**ABOUT THIS EXERCISE**. In the records below, find the lines that include "devices" and copy each.

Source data
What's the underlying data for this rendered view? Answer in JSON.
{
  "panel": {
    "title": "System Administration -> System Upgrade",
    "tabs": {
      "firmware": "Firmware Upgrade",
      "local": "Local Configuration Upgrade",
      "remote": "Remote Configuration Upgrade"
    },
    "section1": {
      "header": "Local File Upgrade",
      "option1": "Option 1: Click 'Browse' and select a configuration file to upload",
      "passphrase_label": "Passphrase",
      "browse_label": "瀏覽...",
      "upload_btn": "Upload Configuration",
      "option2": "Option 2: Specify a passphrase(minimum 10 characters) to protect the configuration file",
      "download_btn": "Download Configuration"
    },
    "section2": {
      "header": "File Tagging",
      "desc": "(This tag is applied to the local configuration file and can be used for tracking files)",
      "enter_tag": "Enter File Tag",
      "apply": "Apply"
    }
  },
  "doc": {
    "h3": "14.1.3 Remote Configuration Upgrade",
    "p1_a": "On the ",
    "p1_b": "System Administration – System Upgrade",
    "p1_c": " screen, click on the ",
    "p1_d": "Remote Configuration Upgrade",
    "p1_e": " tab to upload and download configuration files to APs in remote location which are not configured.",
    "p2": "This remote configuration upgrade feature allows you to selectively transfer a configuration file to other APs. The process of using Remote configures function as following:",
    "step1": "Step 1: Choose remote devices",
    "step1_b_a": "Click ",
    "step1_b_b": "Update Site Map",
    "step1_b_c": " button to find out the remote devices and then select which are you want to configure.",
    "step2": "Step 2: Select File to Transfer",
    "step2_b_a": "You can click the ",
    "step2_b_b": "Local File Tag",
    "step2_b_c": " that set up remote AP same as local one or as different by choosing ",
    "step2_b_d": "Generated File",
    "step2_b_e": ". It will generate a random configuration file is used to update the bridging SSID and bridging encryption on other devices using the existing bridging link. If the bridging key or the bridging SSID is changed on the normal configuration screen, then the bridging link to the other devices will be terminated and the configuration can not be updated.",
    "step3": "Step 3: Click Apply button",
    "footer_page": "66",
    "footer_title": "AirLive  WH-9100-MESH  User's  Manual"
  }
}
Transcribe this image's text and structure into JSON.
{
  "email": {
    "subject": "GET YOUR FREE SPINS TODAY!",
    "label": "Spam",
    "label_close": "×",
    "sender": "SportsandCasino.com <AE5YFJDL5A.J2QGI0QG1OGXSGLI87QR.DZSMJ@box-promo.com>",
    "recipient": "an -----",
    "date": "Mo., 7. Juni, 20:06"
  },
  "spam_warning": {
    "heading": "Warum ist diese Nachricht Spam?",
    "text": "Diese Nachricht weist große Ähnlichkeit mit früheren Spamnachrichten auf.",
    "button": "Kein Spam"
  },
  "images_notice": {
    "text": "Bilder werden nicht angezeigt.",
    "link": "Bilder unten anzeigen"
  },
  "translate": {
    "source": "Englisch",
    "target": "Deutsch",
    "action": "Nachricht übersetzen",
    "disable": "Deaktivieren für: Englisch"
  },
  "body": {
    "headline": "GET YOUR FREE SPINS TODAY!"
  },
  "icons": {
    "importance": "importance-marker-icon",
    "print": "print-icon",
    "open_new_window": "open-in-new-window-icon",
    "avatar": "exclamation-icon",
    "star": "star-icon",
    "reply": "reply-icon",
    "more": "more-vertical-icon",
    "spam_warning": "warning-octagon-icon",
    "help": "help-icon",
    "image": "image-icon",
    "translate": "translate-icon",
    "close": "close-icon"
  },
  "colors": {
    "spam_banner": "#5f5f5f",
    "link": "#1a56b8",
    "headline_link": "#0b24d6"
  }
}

**ANSWER TO THIS PROBLEM**.
    "step1": "Step 1: Choose remote devices",
    "step1_b_c": " button to find out the remote devices and then select which are you want to configure.",
    "step2_b_e": ". It will generate a random configuration file is used to update the bridging SSID and bridging encryption on other devices using the existing bridging link. If the bridging key or the bridging SSID is changed on the normal configuration screen, then the bridging link to the other devices will be terminated and the configuration can not be updated.",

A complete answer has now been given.